Retrospective licence to alter

  • Filter
  • Time
  • Show
Clear All
new posts

    Retrospective licence to alter

    Hello - please can anyone help!!

    Me and my wife did a single storey rear extension, completed in June and we put the house up for sale. We have a buyer and are due to complete next week.

    The problem is our top floor neighbour - I own 50% of the freehold and she ons the other 50%. She didn't want the extension to go ahead and after paying for both our party wall surveyors we got the go ahead. It was all signed off and we thought the issue finished.

    Now the buyers solictor is asking fr a retrospective licence to alter which we didn't know anything about. Our neighbour is now demanding 'financial settlement' if we want to sell the house. Neither of us knew about this licence and she has only found out once the buyer's solictor has asked for it and now she is trying to blackmail us to get some money.

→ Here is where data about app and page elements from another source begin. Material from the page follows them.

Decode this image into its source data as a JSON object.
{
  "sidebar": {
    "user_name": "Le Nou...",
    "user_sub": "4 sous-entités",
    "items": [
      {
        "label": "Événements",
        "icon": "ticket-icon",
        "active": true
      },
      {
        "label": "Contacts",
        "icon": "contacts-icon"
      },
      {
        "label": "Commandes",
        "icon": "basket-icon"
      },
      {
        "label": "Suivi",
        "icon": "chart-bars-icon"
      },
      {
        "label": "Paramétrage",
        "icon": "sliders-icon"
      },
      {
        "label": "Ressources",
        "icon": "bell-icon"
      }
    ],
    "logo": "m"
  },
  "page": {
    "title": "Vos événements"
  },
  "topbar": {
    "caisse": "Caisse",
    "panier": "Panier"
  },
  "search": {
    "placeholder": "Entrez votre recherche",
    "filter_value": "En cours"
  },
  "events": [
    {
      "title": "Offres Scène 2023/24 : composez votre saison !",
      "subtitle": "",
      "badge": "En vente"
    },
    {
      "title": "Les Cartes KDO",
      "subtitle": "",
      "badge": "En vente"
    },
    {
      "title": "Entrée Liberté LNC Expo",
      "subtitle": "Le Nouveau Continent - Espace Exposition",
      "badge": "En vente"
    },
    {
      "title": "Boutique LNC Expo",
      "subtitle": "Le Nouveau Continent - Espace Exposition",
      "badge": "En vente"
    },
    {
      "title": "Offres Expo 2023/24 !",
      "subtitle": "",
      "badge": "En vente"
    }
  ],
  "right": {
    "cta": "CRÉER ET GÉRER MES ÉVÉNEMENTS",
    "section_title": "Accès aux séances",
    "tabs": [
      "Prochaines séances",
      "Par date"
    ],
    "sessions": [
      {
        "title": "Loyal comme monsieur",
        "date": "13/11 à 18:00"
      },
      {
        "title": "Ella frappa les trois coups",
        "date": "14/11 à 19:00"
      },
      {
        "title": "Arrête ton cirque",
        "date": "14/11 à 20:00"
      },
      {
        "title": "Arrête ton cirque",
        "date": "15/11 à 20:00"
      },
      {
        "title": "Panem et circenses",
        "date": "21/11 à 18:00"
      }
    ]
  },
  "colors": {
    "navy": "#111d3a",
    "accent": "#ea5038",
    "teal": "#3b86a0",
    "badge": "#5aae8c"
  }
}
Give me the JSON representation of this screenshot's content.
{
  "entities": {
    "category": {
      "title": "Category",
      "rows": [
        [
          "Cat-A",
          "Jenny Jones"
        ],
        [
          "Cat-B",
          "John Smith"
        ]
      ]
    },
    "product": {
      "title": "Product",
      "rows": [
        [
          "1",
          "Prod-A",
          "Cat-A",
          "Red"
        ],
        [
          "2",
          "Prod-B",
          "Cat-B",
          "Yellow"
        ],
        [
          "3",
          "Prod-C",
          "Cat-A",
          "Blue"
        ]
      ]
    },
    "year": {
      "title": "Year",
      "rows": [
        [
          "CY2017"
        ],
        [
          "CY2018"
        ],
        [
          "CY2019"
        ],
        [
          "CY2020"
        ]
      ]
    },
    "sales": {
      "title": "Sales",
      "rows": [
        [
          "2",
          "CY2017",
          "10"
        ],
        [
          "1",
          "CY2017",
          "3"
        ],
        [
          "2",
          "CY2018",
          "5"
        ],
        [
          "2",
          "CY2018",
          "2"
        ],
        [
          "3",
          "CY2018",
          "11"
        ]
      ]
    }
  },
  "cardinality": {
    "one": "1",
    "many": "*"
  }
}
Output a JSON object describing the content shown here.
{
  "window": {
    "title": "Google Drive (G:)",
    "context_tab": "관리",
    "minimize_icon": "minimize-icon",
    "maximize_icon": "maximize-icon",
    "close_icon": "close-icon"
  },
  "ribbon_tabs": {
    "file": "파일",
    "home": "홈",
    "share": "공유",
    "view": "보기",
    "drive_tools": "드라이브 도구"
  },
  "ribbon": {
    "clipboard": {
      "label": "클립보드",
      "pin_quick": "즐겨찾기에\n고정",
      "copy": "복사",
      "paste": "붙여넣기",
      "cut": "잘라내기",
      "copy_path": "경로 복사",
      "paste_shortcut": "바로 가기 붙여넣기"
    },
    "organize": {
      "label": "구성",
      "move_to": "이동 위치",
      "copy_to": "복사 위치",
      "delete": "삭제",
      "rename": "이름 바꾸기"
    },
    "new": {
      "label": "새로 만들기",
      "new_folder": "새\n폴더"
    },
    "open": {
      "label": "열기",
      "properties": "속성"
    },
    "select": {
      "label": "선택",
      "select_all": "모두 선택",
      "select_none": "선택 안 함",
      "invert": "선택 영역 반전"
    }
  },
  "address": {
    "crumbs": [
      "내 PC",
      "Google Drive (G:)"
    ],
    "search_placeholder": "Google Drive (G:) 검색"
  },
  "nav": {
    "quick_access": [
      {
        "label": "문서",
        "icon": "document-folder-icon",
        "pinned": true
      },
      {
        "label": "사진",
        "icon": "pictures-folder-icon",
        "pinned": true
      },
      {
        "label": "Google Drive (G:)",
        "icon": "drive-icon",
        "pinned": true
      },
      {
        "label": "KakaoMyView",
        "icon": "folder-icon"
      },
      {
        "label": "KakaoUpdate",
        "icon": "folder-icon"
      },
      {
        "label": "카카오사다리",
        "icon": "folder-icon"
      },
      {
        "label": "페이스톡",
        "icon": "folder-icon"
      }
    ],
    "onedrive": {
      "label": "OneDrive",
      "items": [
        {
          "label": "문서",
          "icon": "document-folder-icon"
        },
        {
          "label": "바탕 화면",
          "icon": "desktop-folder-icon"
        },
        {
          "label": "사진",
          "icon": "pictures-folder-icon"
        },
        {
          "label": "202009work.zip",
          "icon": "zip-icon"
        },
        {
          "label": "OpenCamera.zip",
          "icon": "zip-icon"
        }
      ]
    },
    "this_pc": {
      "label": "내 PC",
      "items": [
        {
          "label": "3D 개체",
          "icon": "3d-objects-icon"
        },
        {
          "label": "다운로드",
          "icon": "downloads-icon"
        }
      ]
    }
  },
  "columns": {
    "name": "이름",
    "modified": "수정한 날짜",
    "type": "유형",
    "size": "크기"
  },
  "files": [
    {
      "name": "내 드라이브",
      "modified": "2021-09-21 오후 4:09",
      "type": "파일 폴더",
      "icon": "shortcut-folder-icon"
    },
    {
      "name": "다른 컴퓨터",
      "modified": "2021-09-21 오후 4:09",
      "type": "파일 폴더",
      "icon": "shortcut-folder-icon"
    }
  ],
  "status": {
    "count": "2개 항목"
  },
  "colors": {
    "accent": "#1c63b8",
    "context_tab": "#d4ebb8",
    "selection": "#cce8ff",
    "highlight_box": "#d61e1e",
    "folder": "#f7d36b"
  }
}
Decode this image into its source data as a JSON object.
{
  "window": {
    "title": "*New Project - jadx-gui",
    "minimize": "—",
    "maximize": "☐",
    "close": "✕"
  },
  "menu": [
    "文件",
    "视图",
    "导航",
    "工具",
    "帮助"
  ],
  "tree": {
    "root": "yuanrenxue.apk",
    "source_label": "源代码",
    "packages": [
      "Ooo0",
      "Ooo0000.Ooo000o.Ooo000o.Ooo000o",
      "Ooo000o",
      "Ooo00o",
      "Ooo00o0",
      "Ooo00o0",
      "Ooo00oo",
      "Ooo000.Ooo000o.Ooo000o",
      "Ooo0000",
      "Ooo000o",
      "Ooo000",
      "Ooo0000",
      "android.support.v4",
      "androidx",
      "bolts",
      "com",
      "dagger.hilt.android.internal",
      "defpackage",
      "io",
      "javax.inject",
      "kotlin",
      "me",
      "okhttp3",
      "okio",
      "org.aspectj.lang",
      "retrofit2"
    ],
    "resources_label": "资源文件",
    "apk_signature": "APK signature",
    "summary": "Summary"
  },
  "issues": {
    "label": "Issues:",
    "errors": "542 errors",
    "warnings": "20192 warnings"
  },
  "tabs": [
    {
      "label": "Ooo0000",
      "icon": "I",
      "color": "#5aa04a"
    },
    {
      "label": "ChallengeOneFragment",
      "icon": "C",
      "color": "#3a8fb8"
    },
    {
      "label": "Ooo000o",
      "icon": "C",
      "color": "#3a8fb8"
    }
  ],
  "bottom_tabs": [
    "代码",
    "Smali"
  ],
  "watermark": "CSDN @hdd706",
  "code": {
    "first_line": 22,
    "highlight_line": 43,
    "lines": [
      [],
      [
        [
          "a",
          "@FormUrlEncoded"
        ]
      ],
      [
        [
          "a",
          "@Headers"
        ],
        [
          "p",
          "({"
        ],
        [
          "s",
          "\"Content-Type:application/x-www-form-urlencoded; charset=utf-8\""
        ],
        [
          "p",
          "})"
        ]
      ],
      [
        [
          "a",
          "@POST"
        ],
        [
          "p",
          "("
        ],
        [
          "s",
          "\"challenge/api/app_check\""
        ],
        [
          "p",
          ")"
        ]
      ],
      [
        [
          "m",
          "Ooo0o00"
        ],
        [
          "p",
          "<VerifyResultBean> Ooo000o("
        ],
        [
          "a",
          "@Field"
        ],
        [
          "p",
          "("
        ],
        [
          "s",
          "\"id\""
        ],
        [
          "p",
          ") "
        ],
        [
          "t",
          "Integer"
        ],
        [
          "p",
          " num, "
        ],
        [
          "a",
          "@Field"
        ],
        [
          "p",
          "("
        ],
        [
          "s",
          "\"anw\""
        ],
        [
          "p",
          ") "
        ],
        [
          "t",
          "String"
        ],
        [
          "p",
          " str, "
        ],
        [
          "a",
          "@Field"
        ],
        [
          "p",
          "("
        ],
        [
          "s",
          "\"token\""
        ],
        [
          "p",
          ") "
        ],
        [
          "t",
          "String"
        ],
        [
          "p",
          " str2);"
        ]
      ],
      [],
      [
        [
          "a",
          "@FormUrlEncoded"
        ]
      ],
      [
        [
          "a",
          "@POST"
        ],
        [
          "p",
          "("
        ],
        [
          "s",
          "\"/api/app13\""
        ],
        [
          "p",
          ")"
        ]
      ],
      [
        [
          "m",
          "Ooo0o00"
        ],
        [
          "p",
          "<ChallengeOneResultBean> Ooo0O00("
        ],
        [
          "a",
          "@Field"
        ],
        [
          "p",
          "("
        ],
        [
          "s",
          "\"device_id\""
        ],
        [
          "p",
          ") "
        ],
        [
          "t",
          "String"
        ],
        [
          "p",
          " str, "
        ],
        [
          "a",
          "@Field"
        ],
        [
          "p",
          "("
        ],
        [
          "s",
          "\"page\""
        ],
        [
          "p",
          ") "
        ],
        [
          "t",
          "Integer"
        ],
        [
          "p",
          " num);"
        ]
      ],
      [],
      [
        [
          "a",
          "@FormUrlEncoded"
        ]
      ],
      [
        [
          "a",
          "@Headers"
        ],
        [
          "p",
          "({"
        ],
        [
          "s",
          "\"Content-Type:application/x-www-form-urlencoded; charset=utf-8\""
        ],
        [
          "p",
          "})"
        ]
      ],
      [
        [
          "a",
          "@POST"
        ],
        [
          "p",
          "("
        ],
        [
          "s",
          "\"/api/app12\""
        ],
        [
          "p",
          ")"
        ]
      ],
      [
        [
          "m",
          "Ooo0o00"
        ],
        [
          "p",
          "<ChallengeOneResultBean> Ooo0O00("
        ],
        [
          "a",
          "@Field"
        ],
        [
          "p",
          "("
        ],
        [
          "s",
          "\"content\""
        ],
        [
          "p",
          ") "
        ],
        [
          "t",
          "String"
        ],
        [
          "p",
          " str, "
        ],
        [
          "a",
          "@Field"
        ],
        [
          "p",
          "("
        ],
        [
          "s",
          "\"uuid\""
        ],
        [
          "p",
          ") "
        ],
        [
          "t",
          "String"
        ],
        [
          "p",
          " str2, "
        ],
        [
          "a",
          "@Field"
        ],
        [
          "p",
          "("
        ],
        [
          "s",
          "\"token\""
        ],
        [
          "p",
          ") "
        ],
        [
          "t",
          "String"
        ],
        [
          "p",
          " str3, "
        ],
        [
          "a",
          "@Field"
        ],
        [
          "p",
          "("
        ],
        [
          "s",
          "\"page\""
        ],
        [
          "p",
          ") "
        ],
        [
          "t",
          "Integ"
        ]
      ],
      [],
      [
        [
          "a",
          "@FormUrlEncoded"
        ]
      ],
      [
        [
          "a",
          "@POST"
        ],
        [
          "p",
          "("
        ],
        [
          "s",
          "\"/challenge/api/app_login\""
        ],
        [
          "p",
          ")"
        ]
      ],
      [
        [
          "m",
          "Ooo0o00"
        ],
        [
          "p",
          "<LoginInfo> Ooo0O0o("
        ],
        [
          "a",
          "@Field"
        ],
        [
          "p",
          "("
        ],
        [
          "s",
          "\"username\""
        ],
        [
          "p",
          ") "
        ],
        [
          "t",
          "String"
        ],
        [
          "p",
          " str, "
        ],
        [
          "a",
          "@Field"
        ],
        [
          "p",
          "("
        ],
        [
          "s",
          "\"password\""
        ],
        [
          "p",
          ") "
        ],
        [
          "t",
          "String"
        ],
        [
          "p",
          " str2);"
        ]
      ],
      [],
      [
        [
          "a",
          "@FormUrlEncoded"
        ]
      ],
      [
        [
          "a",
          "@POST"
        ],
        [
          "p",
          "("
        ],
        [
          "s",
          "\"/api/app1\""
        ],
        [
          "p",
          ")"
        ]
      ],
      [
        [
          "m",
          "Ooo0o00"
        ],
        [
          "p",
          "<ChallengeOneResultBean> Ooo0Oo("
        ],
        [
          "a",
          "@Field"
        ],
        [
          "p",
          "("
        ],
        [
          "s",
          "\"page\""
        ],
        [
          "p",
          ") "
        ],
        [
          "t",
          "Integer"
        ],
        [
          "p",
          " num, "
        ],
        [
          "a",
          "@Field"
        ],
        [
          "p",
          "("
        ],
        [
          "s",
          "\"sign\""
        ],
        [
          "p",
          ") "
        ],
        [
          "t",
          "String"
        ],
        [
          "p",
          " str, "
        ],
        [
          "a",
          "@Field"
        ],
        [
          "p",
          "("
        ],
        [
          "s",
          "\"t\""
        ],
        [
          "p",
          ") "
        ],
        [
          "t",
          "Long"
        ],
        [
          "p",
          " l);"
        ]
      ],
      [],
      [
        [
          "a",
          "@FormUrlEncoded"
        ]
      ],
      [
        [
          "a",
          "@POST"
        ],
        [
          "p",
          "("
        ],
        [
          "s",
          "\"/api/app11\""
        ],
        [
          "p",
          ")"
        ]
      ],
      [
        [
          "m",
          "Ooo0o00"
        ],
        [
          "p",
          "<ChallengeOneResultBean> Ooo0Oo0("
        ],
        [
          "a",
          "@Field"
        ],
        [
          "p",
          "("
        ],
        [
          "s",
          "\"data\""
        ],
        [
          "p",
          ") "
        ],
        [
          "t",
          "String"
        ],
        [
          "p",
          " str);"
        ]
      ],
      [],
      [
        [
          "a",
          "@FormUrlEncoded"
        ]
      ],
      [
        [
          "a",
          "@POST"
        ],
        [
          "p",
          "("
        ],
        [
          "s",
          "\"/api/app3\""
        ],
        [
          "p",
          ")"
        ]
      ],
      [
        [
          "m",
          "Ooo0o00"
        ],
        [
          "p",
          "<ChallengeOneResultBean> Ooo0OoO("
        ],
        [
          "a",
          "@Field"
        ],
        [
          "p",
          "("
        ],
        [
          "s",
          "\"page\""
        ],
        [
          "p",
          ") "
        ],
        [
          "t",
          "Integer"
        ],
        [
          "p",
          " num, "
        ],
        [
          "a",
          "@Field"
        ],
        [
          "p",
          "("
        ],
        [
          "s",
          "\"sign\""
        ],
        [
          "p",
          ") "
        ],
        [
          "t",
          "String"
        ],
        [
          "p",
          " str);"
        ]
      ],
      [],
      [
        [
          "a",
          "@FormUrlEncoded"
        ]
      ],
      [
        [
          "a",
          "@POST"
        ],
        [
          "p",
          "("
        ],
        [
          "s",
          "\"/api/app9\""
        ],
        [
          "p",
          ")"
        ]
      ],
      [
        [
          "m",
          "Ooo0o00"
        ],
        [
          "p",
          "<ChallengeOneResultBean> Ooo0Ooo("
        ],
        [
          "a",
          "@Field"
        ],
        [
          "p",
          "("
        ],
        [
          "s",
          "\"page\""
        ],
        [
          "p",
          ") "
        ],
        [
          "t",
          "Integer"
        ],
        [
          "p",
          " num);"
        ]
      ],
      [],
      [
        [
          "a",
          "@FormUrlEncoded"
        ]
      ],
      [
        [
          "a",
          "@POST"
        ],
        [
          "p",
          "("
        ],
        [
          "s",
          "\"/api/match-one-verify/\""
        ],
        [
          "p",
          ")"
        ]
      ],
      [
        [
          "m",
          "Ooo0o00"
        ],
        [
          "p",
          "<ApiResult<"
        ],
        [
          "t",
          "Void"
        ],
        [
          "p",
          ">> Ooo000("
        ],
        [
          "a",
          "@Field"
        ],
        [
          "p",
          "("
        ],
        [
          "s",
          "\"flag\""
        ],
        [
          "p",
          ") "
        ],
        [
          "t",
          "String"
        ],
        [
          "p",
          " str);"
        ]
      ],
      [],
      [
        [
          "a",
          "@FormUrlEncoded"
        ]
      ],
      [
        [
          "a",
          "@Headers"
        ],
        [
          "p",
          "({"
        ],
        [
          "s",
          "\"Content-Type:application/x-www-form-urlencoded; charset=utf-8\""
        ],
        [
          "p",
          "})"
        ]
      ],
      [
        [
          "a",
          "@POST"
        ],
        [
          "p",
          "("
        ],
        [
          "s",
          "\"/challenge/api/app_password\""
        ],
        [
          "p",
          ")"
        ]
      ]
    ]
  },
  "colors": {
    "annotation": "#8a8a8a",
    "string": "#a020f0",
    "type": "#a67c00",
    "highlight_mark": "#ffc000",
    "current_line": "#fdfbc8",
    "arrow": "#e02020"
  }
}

    Surely the Party Wall Surveyors sould have informed us of this? Can she in fact demand money from us in order to sell our house? If we do hve to financially settle (and by signing the party wall act surely this was implicit agreement on her part) are he party wall surveyors culpable for tis as we feel we should have been informed about this?


    You refer to "house" but surely you mean "flat" because you refer to "our top floor neighbour".

    Party wall issues and freehold/leasehold issues are entirely separate. You presumably have a lease of your flat and it may well say that you need the freeholder's consent for alterations. She is part of the freeholder and if she doesn't consent you haven't got the freeholder's consent.

    In any event your buyers could be put off by the mere fact of her unreasonableness.

    If you co-own the freehold with this person presumably your buyer will want to replace you as a co-owner on the freehold title. How are you going to get the neighbour to sign the TR1 to accomplish this? Unfortunately whilst there can be advantages in "shared freeholds" if all parties get on, if they don't they can be a nightmare.

    As Leaseholdanswers frequently points out, the use of the term can be confusing because people tend to forget that they have leases.

    As a conveyancing solicitor I believe the information given in the post to be useful (provided it relates to property in England & Wales) but I accept no liability except to fee-paying clients.


    Latest Activity